In my youth, I remember hearing this slogan repeated regularly as it was broadcast across America telling us that this was the stuff to keep our drains clean. In response, many homeowners purchased these canisters of powdered lye and ritually poured some down their drains. Oh, it cleaned out the clogs, alright, but it did much more than that ... it has kept plumbers busy over the years replacing pipes that have been eaten through by the harsh chemical. Nowadays, drain cleaning products boldly display the statement, "WILL NOT HARM PIPES", on the front of the label because too many people are rightfully cautious about the damage that has been caused in the past.
Maybe there should be some sort of labeling on religious cleansing practices as well. Wouldn't you think twice if you were told to try something that says, "HABIT FORMING"? How about, "HAS SERIOUS SIDE-EFFECTS"? Somehow, I think that most of us would stay away from a ritual that claims, "THIS MAY KILL YOU, BUT ITS A GOOD KIND OF PAIN!". And this is exactly why a product would never tell us, "ONCE EVERY WEEK PUT US DOWN YOUR DRAIN, EVERY FEW YEARS REPLACE YOUR PIPES AGAIN"!
The need to feel clean is not something that a religion made up, it is within each of us. You and I do what seems to work for us. It may be a technique that numbs us to the pain, or it may be a ritual that gives us a sense of purification. Either way, we gravitate towrd that which offers us some kind of relief from a bad conscience.
Whether it is a child that has disobeyed his father, or a murderer on his deathbed, confession has played a major role in the process of relieving the guilty soul. And it is this pragmatic reasoning ("if it works, it's true") that has influenced and reinterpreted the concept of confession as spoken by the followers of Jesus. For whether you consider the highly ritualized confession of the Roman church or the simple rite as found in the Protestant persuasion, most find themselves focused on the act of "getting it out in the open before God". If this is truly the desired result we really don't need the "Christian" perspective ... unless, of course, we believe that real deliverance is found in all the trappings that surround the ritual!
There is in reality only one verse in the whole New Testament writings that connects confession of sin with cleansing. If verses were checkout registers, this one has a line that wraps around the store! Kinda strange for one of the foundational practices of the church, don't you think? If you read the words of this verse by themselves you will probably come to the same conclusion that most religious organizations have. I encourage you to look at this, and ask yourself some simple questions. Am I forcing this to fit my own faulty practices and beliefs of confession? Could the meaning of this verse take on a different slant if I understood the rest of what this guy was talking about? If this really means what they say it means, then why didn't any of the other guys write about it? The verse is 1 John 1:9. Look it up.

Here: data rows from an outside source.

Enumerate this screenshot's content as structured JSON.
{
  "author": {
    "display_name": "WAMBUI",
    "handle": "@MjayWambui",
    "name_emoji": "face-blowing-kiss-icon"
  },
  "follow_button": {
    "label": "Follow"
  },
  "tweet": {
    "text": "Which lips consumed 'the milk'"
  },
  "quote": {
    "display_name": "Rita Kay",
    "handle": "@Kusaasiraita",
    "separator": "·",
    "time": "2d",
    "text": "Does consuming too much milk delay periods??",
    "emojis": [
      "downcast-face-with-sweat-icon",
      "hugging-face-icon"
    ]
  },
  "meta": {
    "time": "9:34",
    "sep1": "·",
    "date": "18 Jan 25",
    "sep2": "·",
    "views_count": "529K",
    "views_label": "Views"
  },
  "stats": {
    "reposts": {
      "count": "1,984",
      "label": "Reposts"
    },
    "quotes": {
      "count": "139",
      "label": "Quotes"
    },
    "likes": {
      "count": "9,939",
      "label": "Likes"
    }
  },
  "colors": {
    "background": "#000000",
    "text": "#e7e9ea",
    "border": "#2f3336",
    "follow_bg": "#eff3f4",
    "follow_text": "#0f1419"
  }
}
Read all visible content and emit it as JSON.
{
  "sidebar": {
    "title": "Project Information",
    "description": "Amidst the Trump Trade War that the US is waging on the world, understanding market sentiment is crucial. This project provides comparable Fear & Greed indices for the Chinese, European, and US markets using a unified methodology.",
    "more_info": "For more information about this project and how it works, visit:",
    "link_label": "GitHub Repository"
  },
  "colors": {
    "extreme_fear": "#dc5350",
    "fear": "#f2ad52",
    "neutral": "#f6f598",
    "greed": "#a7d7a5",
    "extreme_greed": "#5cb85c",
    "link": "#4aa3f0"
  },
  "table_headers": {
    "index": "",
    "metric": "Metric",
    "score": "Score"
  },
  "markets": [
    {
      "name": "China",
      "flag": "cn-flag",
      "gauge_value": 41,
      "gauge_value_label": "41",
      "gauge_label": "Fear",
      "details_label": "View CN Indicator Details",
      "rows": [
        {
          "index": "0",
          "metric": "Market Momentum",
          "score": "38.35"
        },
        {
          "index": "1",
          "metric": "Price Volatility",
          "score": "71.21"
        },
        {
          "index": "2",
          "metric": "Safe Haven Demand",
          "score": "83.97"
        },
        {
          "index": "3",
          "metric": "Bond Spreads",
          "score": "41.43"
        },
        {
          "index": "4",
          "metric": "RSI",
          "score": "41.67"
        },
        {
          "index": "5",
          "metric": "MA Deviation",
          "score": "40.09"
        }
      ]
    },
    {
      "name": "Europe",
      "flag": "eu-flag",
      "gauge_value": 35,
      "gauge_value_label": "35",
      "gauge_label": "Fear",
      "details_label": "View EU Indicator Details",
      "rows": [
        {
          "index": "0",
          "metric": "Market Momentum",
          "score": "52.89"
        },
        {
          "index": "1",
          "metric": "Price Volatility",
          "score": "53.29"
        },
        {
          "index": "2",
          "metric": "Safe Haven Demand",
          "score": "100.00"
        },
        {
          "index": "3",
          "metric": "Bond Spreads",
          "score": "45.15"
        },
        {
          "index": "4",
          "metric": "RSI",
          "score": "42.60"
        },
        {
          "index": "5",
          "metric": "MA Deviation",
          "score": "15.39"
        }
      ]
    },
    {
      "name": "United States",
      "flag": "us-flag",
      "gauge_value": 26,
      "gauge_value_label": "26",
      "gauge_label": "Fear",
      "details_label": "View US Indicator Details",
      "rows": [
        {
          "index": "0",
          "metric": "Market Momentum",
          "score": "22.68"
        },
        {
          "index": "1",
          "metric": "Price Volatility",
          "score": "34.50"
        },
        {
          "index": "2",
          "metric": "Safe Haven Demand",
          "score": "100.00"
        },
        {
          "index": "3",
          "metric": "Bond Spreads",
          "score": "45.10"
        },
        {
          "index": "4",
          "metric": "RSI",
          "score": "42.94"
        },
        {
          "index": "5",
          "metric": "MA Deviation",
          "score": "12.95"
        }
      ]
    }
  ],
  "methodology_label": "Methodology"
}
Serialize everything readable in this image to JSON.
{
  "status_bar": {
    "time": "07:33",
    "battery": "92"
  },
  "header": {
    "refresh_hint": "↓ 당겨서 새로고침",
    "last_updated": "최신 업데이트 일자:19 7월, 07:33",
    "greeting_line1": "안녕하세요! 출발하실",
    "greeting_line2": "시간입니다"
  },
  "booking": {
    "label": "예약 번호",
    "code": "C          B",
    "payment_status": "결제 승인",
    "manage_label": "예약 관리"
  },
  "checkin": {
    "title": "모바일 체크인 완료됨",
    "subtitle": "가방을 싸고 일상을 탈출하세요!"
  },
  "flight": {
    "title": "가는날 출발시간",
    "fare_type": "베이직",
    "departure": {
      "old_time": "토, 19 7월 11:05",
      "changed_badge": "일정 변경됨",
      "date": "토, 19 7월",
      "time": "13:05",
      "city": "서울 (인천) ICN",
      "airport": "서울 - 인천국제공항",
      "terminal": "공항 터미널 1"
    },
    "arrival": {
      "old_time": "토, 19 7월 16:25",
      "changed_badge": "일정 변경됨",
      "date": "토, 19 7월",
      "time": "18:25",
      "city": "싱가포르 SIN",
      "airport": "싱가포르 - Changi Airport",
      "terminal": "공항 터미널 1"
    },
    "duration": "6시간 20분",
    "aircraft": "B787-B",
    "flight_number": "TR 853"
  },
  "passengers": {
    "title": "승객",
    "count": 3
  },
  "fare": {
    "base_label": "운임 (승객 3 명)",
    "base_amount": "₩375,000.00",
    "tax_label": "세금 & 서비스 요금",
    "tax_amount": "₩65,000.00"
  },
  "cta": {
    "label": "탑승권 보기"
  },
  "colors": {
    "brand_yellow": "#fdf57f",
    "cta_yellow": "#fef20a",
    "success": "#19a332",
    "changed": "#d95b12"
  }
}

Now, I would not encourage anyone to not confess. There is a healing that can take place, but most of the time we look no farther than the simple relief ... just as when we watch the water go down the drain. We are not aware, nor are we really concerned that the pipes are being corroded at the same time.
There are products out (and have been for some time) that clean the drains in a totally different way (the company of the above slogan recently got on the bandwagon). The dissimilarity is not simply that it is gentle on pipes, for there are many that are mild. What I refer to is an enzyme-based cleaner. When this powder hits the water it becomes alive. The clog is not just removed, but the rest of the sludge that has built up gradually gets eaten up by these little living things.
I'm not trying to sell you on anything here, but to present a simple picture. Something that is dead becomes alive, and it is this life that keeps the drains clean without destroying them in the process!